Items from an interface collection:
╔══

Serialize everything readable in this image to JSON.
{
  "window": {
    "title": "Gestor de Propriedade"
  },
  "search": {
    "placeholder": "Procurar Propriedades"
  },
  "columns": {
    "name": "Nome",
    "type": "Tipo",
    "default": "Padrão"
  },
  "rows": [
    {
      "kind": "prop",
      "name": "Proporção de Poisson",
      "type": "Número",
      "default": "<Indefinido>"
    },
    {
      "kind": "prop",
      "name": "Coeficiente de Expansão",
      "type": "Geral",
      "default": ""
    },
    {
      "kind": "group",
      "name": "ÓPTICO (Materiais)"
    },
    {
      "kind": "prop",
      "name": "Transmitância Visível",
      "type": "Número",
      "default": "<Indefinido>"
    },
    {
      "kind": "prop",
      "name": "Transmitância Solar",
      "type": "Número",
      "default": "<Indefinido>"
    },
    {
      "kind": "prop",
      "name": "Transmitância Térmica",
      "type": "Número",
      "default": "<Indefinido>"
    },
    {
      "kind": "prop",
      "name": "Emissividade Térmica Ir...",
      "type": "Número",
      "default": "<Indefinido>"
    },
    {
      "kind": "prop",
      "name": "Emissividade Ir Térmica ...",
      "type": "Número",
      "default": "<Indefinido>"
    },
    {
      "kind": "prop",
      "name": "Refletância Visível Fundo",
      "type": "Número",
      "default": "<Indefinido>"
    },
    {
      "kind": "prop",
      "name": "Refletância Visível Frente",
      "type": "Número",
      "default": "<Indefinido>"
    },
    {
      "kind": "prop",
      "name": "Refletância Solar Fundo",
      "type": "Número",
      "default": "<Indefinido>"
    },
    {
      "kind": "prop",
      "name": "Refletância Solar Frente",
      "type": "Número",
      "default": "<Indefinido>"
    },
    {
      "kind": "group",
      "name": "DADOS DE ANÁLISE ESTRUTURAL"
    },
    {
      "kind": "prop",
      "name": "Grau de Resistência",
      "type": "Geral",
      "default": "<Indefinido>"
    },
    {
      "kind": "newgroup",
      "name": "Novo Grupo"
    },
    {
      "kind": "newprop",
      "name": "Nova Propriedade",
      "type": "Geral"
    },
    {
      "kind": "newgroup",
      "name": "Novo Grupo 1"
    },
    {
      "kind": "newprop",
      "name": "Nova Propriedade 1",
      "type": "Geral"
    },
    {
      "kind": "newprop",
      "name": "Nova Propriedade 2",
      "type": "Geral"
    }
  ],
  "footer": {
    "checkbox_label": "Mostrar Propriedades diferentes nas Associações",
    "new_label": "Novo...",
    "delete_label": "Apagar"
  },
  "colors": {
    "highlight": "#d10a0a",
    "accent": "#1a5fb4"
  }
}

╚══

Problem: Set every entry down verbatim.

Output below:
Serialize everything readable in this image to JSON.
{
  "window": {
    "title": "Gestor de Propriedade"
  },
  "search": {
    "placeholder": "Procurar Propriedades"
  },
  "columns": {
    "name": "Nome",
    "type": "Tipo",
    "default": "Padrão"
  },
  "rows": [
    {
      "kind": "prop",
      "name": "Proporção de Poisson",
      "type": "Número",
      "default": "<Indefinido>"
    },
    {
      "kind": "prop",
      "name": "Coeficiente de Expansão",
      "type": "Geral",
      "default": ""
    },
    {
      "kind": "group",
      "name": "ÓPTICO (Materiais)"
    },
    {
      "kind": "prop",
      "name": "Transmitância Visível",
      "type": "Número",
      "default": "<Indefinido>"
    },
    {
      "kind": "prop",
      "name": "Transmitância Solar",
      "type": "Número",
      "default": "<Indefinido>"
    },
    {
      "kind": "prop",
      "name": "Transmitância Térmica",
      "type": "Número",
      "default": "<Indefinido>"
    },
    {
      "kind": "prop",
      "name": "Emissividade Térmica Ir...",
      "type": "Número",
      "default": "<Indefinido>"
    },
    {
      "kind": "prop",
      "name": "Emissividade Ir Térmica ...",
      "type": "Número",
      "default": "<Indefinido>"
    },
    {
      "kind": "prop",
      "name": "Refletância Visível Fundo",
      "type": "Número",
      "default": "<Indefinido>"
    },
    {
      "kind": "prop",
      "name": "Refletância Visível Frente",
      "type": "Número",
      "default": "<Indefinido>"
    },
    {
      "kind": "prop",
      "name": "Refletância Solar Fundo",
      "type": "Número",
      "default": "<Indefinido>"
    },
    {
      "kind": "prop",
      "name": "Refletância Solar Frente",
      "type": "Número",
      "default": "<Indefinido>"
    },
    {
      "kind": "group",
      "name": "DADOS DE ANÁLISE ESTRUTURAL"
    },
    {
      "kind": "prop",
      "name": "Grau de Resistência",
      "type": "Geral",
      "default": "<Indefinido>"
    },
    {
      "kind": "newgroup",
      "name": "Novo Grupo"
    },
    {
      "kind": "newprop",
      "name": "Nova Propriedade",
      "type": "Geral"
    },
    {
      "kind": "newgroup",
      "name": "Novo Grupo 1"
    },
    {
      "kind": "newprop",
      "name": "Nova Propriedade 1",
      "type": "Geral"
    },
    {
      "kind": "newprop",
      "name": "Nova Propriedade 2",
      "type": "Geral"
    }
  ],
  "footer": {
    "checkbox_label": "Mostrar Propriedades diferentes nas Associações",
    "new_label": "Novo...",
    "delete_label": "Apagar"
  },
  "colors": {
    "highlight": "#d10a0a",
    "accent": "#1a5fb4"
  }
}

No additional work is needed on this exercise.